5. Throughout the LRDP planning process, students and other community members have asked the Sustainability Office about the California Environmental Quality Act (CEQA) and the Environmental Impact Report (EIR) for the LRDP, and transparency around the process. Could share more information about how CEQA and the EIR process work in relation to our campus?
Because an LRDP affects an area’s physical environment, an evaluation of its impacts is required by CEQA. In fact, every project or plan on our campus undergoes environmental review under CEQA. When a project or plan has the potential for significant impacts, an Environmental Impact Report (EIR) is required. In addition to preventing or minimizing damage to the environment through development of mitigation measures and monitoring, the California Environmental Quality Act serves to disclose to the public the significant environmental effects of a proposed project and enhance public participation in the environmental review process through scoping meetings, public notices, public review, and hearings. State and local public agencies must comply with CEQA before making a discretionary approval of a project.

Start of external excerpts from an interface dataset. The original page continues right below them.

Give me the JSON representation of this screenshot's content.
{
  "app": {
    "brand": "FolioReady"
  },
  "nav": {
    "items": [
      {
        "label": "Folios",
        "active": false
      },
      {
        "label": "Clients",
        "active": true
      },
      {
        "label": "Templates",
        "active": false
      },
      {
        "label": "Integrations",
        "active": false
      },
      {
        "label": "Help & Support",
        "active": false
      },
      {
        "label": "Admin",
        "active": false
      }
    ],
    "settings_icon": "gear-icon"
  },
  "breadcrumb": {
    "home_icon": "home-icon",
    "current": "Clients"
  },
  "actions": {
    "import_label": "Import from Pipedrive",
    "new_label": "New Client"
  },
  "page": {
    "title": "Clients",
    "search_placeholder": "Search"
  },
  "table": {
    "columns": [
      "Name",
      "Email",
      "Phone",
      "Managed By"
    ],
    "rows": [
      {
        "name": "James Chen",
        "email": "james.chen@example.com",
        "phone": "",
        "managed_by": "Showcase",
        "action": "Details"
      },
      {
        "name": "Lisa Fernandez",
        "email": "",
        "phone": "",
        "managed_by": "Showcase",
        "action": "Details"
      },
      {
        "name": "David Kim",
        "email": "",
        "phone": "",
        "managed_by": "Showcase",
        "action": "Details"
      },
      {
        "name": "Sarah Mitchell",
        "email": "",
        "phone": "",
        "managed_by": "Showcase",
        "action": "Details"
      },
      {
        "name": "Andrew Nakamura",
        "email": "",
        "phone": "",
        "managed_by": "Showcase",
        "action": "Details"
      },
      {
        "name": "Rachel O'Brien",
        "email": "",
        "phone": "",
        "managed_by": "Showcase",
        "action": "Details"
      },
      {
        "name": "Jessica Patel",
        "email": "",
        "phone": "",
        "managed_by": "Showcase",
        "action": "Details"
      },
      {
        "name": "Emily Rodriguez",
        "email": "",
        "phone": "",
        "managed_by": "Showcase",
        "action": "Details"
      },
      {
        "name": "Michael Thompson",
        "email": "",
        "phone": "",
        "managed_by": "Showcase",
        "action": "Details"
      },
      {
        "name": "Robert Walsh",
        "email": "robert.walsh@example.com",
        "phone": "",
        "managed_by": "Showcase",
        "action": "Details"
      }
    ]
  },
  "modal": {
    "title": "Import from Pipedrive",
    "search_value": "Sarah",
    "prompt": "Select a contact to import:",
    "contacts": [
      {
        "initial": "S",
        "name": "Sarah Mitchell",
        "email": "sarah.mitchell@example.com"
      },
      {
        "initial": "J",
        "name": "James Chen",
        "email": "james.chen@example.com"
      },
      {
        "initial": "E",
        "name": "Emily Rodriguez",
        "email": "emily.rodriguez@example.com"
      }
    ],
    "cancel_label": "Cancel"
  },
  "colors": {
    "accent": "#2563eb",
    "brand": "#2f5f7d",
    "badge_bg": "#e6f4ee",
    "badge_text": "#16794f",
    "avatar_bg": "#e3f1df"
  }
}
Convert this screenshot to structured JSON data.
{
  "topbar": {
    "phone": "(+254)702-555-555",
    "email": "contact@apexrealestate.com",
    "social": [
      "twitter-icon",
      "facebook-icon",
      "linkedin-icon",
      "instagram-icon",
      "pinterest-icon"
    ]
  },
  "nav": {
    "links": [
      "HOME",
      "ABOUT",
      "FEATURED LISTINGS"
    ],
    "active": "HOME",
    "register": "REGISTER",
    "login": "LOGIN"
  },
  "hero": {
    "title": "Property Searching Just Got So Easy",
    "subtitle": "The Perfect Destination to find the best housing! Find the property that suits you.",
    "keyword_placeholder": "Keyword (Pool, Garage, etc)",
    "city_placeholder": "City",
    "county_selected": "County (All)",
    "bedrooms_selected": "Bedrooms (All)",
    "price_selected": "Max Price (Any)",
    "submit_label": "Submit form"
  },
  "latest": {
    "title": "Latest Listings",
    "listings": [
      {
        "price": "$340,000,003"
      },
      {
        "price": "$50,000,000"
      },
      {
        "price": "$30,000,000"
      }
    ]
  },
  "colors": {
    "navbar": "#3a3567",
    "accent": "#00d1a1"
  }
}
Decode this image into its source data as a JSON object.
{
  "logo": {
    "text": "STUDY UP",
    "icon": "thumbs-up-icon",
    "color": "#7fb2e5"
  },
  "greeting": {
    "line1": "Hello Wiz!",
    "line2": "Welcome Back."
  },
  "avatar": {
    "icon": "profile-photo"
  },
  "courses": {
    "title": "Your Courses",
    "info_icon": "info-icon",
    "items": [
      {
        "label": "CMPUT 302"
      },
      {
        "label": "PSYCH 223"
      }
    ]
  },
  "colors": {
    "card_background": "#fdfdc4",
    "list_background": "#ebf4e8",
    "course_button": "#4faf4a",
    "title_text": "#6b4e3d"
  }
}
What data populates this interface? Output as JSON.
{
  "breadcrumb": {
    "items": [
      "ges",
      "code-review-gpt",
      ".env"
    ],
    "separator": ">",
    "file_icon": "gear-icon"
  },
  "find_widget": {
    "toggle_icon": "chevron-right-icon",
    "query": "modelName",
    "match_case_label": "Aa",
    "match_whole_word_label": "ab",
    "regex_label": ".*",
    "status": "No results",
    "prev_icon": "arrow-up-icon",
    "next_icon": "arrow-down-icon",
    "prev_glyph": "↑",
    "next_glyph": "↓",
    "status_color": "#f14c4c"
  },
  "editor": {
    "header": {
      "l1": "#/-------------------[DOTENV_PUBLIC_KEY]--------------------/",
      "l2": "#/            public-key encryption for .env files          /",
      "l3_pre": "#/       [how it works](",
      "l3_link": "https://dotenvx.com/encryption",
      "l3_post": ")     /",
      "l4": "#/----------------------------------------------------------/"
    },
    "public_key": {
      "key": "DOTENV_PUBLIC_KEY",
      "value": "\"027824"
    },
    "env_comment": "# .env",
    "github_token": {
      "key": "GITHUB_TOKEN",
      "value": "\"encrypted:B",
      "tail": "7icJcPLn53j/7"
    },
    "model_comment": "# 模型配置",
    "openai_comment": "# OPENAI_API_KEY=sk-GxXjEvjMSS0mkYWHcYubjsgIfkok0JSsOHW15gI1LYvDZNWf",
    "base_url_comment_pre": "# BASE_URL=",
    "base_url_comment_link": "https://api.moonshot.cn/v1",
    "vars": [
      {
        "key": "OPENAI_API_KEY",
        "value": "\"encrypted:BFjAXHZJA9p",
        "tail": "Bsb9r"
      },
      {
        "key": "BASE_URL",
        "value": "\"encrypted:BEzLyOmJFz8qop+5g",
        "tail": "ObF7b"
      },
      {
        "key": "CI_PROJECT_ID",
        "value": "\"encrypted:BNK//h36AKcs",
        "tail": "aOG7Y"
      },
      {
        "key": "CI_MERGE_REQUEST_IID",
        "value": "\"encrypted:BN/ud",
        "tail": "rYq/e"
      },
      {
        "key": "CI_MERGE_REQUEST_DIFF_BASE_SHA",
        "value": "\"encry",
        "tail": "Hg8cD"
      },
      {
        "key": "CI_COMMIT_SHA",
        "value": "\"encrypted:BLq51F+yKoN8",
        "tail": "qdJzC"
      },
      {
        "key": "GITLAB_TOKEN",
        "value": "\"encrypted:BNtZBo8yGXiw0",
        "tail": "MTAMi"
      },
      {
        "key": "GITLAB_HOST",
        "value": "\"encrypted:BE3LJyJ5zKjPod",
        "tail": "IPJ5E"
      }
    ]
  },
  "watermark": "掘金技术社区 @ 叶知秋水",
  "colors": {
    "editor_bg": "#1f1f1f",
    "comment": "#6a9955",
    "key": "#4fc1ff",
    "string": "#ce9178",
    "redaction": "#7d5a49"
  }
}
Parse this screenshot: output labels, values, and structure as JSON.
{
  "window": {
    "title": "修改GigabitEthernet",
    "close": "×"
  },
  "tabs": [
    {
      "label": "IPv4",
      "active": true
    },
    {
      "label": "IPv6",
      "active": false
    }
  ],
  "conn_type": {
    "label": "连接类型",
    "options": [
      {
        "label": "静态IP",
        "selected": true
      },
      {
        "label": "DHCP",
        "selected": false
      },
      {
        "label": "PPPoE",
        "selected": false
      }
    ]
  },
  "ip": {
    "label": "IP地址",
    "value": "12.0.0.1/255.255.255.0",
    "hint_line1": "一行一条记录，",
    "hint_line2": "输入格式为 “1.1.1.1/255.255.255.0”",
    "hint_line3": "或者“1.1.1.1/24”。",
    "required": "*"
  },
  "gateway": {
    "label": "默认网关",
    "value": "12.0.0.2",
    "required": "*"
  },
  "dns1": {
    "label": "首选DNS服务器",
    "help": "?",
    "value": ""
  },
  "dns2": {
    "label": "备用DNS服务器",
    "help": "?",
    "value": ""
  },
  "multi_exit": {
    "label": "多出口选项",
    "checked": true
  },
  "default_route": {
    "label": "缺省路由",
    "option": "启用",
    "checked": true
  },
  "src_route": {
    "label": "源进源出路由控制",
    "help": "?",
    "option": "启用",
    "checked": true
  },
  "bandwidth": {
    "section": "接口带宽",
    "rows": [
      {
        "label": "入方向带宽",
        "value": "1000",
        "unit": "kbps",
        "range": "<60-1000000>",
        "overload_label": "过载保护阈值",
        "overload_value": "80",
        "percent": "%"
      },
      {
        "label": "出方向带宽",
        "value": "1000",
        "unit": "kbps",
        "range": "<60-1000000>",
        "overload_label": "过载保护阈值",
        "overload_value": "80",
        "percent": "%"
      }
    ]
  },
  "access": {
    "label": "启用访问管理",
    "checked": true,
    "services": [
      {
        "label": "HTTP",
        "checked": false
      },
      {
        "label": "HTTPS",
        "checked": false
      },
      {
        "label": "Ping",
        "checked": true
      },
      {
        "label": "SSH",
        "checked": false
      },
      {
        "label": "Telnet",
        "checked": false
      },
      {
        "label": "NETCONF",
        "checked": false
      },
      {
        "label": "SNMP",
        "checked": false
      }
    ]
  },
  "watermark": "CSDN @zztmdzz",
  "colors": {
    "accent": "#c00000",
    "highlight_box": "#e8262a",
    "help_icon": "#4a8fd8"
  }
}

For the LRDP, we held about nine open forums during the planning process for broader feedback. That early feedback influenced the final land use plan. Once the LRDP EIR Notice of Preparation was released, we held scoping meetings in March and April 2020, where the public provided comments describing the environmental effects they would like to see analyzed. When the Draft EIR was released in January 2021, we provided a longer review period for comments, and held public hearings describing the impacts and alternatives. We received over a thousand comments on the Draft EIR; these were responded to in the Final EIR. All of this information is on the 2021 LRDP website.

6. Is there anything else about the work you do that you would like to share?
It’s a privilege to be able to work on our spectacular campus! I work with amazing people – from our students and faculty to our staff. I really enjoy the collaboration required in what I do, and am always learning from the people I work with and the challenges we encounter as we think about stewarding our campus environment.

In particular, Senior Environmental Planner Erika Carpenter, Senior Physical Planner Oxo Slayer and GIS Analyst Parker Welch are my colleagues in the planning department on campus and have been instrumental partners in the development of the LRDP and ongoing planning efforts.

7. Lastly , what do you do for fun outside of work?
I like to be outdoors, running, cycling, hiking, swimming, skiing. I like to travel, read, bake, and hang out with family and friends.